[Your objective]: Retype every entry exactly, down to the last character.

BEGIN Material for this task

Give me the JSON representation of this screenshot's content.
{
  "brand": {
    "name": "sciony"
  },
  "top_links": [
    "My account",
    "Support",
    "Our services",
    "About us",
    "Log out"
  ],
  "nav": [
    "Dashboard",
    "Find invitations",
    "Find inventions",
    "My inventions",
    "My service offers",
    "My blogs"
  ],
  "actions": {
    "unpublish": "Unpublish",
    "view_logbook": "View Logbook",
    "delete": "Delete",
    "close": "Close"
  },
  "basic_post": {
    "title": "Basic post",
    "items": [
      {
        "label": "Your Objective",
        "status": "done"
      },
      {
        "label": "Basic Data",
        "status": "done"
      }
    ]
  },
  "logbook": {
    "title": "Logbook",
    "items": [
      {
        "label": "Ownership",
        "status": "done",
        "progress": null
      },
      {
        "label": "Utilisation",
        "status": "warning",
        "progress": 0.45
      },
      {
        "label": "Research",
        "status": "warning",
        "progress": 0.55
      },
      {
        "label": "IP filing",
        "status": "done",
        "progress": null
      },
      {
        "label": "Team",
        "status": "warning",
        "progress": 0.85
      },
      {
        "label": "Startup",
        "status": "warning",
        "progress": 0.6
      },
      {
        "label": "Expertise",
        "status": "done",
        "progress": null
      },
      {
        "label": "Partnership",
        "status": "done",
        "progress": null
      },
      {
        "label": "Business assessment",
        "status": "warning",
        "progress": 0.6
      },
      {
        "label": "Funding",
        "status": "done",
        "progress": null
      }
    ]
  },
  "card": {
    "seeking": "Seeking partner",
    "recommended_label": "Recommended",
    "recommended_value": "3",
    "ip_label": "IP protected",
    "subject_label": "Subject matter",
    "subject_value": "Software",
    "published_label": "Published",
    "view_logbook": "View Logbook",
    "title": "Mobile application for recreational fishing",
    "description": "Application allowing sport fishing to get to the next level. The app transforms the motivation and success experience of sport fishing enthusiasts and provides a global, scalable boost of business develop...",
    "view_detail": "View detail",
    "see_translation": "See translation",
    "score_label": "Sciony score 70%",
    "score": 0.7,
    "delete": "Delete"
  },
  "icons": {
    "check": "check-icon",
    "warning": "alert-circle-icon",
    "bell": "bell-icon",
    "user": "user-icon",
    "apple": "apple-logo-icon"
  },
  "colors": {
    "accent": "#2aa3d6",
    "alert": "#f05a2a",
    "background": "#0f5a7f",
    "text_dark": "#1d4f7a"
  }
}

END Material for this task

[Response area]:
Give me the JSON representation of this screenshot's content.
{
  "brand": {
    "name": "sciony"
  },
  "top_links": [
    "My account",
    "Support",
    "Our services",
    "About us",
    "Log out"
  ],
  "nav": [
    "Dashboard",
    "Find invitations",
    "Find inventions",
    "My inventions",
    "My service offers",
    "My blogs"
  ],
  "actions": {
    "unpublish": "Unpublish",
    "view_logbook": "View Logbook",
    "delete": "Delete",
    "close": "Close"
  },
  "basic_post": {
    "title": "Basic post",
    "items": [
      {
        "label": "Your Objective",
        "status": "done"
      },
      {
        "label": "Basic Data",
        "status": "done"
      }
    ]
  },
  "logbook": {
    "title": "Logbook",
    "items": [
      {
        "label": "Ownership",
        "status": "done",
        "progress": null
      },
      {
        "label": "Utilisation",
        "status": "warning",
        "progress": 0.45
      },
      {
        "label": "Research",
        "status": "warning",
        "progress": 0.55
      },
      {
        "label": "IP filing",
        "status": "done",
        "progress": null
      },
      {
        "label": "Team",
        "status": "warning",
        "progress": 0.85
      },
      {
        "label": "Startup",
        "status": "warning",
        "progress": 0.6
      },
      {
        "label": "Expertise",
        "status": "done",
        "progress": null
      },
      {
        "label": "Partnership",
        "status": "done",
        "progress": null
      },
      {
        "label": "Business assessment",
        "status": "warning",
        "progress": 0.6
      },
      {
        "label": "Funding",
        "status": "done",
        "progress": null
      }
    ]
  },
  "card": {
    "seeking": "Seeking partner",
    "recommended_label": "Recommended",
    "recommended_value": "3",
    "ip_label": "IP protected",
    "subject_label": "Subject matter",
    "subject_value": "Software",
    "published_label": "Published",
    "view_logbook": "View Logbook",
    "title": "Mobile application for recreational fishing",
    "description": "Application allowing sport fishing to get to the next level. The app transforms the motivation and success experience of sport fishing enthusiasts and provides a global, scalable boost of business develop...",
    "view_detail": "View detail",
    "see_translation": "See translation",
    "score_label": "Sciony score 70%",
    "score": 0.7,
    "delete": "Delete"
  },
  "icons": {
    "check": "check-icon",
    "warning": "alert-circle-icon",
    "bell": "bell-icon",
    "user": "user-icon",
    "apple": "apple-logo-icon"
  },
  "colors": {
    "accent": "#2aa3d6",
    "alert": "#f05a2a",
    "background": "#0f5a7f",
    "text_dark": "#1d4f7a"
  }
}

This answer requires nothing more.